▸ Saved entries:
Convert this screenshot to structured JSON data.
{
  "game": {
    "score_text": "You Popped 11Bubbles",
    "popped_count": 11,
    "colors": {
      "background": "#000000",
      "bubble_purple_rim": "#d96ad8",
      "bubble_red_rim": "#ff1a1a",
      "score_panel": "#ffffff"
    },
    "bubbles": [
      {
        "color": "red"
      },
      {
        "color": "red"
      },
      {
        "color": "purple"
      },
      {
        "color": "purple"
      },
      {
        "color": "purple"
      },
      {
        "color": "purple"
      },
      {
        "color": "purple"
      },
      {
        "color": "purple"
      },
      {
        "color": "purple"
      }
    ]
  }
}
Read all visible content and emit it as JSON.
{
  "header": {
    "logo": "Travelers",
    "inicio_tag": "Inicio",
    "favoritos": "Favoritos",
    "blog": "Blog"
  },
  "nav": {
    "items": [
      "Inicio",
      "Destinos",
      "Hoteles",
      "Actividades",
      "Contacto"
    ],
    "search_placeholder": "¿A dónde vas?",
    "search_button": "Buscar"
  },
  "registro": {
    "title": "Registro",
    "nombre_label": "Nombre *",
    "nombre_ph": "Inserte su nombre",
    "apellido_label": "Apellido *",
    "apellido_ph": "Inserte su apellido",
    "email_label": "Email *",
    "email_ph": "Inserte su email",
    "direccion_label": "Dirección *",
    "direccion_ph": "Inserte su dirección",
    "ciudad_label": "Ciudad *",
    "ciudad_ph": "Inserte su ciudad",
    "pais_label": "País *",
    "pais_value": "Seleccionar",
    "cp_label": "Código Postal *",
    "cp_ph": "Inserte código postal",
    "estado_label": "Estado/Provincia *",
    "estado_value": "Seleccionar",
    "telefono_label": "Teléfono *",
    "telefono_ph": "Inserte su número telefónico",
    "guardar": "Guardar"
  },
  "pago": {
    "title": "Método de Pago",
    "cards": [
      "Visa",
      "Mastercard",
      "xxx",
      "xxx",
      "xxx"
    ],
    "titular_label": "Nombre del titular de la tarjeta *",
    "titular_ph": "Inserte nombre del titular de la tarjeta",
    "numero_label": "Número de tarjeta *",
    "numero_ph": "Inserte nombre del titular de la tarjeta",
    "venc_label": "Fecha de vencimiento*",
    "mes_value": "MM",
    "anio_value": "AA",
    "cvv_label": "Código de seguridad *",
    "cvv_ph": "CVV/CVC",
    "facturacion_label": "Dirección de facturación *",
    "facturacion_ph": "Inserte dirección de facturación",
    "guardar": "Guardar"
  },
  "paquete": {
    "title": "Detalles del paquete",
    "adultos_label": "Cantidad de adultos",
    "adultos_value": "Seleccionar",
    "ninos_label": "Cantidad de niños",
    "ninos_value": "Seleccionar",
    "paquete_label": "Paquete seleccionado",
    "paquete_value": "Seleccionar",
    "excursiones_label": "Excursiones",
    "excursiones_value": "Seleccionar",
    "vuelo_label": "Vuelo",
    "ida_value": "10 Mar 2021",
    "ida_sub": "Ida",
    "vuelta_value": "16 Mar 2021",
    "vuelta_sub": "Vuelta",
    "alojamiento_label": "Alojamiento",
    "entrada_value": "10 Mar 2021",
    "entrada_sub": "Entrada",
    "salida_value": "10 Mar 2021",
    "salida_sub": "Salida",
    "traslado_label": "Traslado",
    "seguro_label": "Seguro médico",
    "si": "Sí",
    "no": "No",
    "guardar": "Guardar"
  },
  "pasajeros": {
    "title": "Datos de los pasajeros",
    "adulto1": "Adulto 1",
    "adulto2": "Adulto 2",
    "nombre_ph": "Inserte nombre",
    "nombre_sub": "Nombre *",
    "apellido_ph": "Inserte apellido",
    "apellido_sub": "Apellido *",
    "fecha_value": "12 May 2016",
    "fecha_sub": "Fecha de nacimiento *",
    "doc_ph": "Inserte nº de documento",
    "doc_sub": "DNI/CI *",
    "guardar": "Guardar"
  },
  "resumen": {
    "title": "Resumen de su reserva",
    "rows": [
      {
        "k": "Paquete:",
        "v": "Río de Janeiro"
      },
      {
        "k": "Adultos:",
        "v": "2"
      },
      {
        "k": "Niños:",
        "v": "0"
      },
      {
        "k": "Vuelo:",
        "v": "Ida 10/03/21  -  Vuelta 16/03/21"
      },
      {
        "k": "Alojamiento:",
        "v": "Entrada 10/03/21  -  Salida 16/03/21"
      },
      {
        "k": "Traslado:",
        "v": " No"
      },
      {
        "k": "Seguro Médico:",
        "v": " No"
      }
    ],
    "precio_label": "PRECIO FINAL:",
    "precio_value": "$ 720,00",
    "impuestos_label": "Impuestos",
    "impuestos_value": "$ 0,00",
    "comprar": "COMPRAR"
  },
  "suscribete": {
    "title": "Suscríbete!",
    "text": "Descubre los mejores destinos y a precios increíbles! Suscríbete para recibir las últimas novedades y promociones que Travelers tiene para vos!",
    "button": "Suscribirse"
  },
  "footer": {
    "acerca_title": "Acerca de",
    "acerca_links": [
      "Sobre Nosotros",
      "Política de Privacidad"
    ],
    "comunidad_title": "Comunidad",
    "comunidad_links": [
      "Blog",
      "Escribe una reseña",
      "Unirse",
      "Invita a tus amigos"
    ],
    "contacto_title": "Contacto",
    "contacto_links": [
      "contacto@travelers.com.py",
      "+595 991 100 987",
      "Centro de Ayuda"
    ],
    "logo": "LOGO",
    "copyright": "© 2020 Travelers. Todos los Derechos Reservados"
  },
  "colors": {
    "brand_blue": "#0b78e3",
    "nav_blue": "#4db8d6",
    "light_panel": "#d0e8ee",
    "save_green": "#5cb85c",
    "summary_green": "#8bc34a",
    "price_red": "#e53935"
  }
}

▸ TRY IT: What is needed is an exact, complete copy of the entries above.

▸ SOLUTION FOR THIS PROBLEM:
Convert this screenshot to structured JSON data.
{
  "game": {
    "score_text": "You Popped 11Bubbles",
    "popped_count": 11,
    "colors": {
      "background": "#000000",
      "bubble_purple_rim": "#d96ad8",
      "bubble_red_rim": "#ff1a1a",
      "score_panel": "#ffffff"
    },
    "bubbles": [
      {
        "color": "red"
      },
      {
        "color": "red"
      },
      {
        "color": "purple"
      },
      {
        "color": "purple"
      },
      {
        "color": "purple"
      },
      {
        "color": "purple"
      },
      {
        "color": "purple"
      },
      {
        "color": "purple"
      },
      {
        "color": "purple"
      }
    ]
  }
}
Read all visible content and emit it as JSON.
{
  "header": {
    "logo": "Travelers",
    "inicio_tag": "Inicio",
    "favoritos": "Favoritos",
    "blog": "Blog"
  },
  "nav": {
    "items": [
      "Inicio",
      "Destinos",
      "Hoteles",
      "Actividades",
      "Contacto"
    ],
    "search_placeholder": "¿A dónde vas?",
    "search_button": "Buscar"
  },
  "registro": {
    "title": "Registro",
    "nombre_label": "Nombre *",
    "nombre_ph": "Inserte su nombre",
    "apellido_label": "Apellido *",
    "apellido_ph": "Inserte su apellido",
    "email_label": "Email *",
    "email_ph": "Inserte su email",
    "direccion_label": "Dirección *",
    "direccion_ph": "Inserte su dirección",
    "ciudad_label": "Ciudad *",
    "ciudad_ph": "Inserte su ciudad",
    "pais_label": "País *",
    "pais_value": "Seleccionar",
    "cp_label": "Código Postal *",
    "cp_ph": "Inserte código postal",
    "estado_label": "Estado/Provincia *",
    "estado_value": "Seleccionar",
    "telefono_label": "Teléfono *",
    "telefono_ph": "Inserte su número telefónico",
    "guardar": "Guardar"
  },
  "pago": {
    "title": "Método de Pago",
    "cards": [
      "Visa",
      "Mastercard",
      "xxx",
      "xxx",
      "xxx"
    ],
    "titular_label": "Nombre del titular de la tarjeta *",
    "titular_ph": "Inserte nombre del titular de la tarjeta",
    "numero_label": "Número de tarjeta *",
    "numero_ph": "Inserte nombre del titular de la tarjeta",
    "venc_label": "Fecha de vencimiento*",
    "mes_value": "MM",
    "anio_value": "AA",
    "cvv_label": "Código de seguridad *",
    "cvv_ph": "CVV/CVC",
    "facturacion_label": "Dirección de facturación *",
    "facturacion_ph": "Inserte dirección de facturación",
    "guardar": "Guardar"
  },
  "paquete": {
    "title": "Detalles del paquete",
    "adultos_label": "Cantidad de adultos",
    "adultos_value": "Seleccionar",
    "ninos_label": "Cantidad de niños",
    "ninos_value": "Seleccionar",
    "paquete_label": "Paquete seleccionado",
    "paquete_value": "Seleccionar",
    "excursiones_label": "Excursiones",
    "excursiones_value": "Seleccionar",
    "vuelo_label": "Vuelo",
    "ida_value": "10 Mar 2021",
    "ida_sub": "Ida",
    "vuelta_value": "16 Mar 2021",
    "vuelta_sub": "Vuelta",
    "alojamiento_label": "Alojamiento",
    "entrada_value": "10 Mar 2021",
    "entrada_sub": "Entrada",
    "salida_value": "10 Mar 2021",
    "salida_sub": "Salida",
    "traslado_label": "Traslado",
    "seguro_label": "Seguro médico",
    "si": "Sí",
    "no": "No",
    "guardar": "Guardar"
  },
  "pasajeros": {
    "title": "Datos de los pasajeros",
    "adulto1": "Adulto 1",
    "adulto2": "Adulto 2",
    "nombre_ph": "Inserte nombre",
    "nombre_sub": "Nombre *",
    "apellido_ph": "Inserte apellido",
    "apellido_sub": "Apellido *",
    "fecha_value": "12 May 2016",
    "fecha_sub": "Fecha de nacimiento *",
    "doc_ph": "Inserte nº de documento",
    "doc_sub": "DNI/CI *",
    "guardar": "Guardar"
  },
  "resumen": {
    "title": "Resumen de su reserva",
    "rows": [
      {
        "k": "Paquete:",
        "v": "Río de Janeiro"
      },
      {
        "k": "Adultos:",
        "v": "2"
      },
      {
        "k": "Niños:",
        "v": "0"
      },
      {
        "k": "Vuelo:",
        "v": "Ida 10/03/21  -  Vuelta 16/03/21"
      },
      {
        "k": "Alojamiento:",
        "v": "Entrada 10/03/21  -  Salida 16/03/21"
      },
      {
        "k": "Traslado:",
        "v": " No"
      },
      {
        "k": "Seguro Médico:",
        "v": " No"
      }
    ],
    "precio_label": "PRECIO FINAL:",
    "precio_value": "$ 720,00",
    "impuestos_label": "Impuestos",
    "impuestos_value": "$ 0,00",
    "comprar": "COMPRAR"
  },
  "suscribete": {
    "title": "Suscríbete!",
    "text": "Descubre los mejores destinos y a precios increíbles! Suscríbete para recibir las últimas novedades y promociones que Travelers tiene para vos!",
    "button": "Suscribirse"
  },
  "footer": {
    "acerca_title": "Acerca de",
    "acerca_links": [
      "Sobre Nosotros",
      "Política de Privacidad"
    ],
    "comunidad_title": "Comunidad",
    "comunidad_links": [
      "Blog",
      "Escribe una reseña",
      "Unirse",
      "Invita a tus amigos"
    ],
    "contacto_title": "Contacto",
    "contacto_links": [
      "contacto@travelers.com.py",
      "+595 991 100 987",
      "Centro de Ayuda"
    ],
    "logo": "LOGO",
    "copyright": "© 2020 Travelers. Todos los Derechos Reservados"
  },
  "colors": {
    "brand_blue": "#0b78e3",
    "nav_blue": "#4db8d6",
    "light_panel": "#d0e8ee",
    "save_green": "#5cb85c",
    "summary_green": "#8bc34a",
    "price_red": "#e53935"
  }
}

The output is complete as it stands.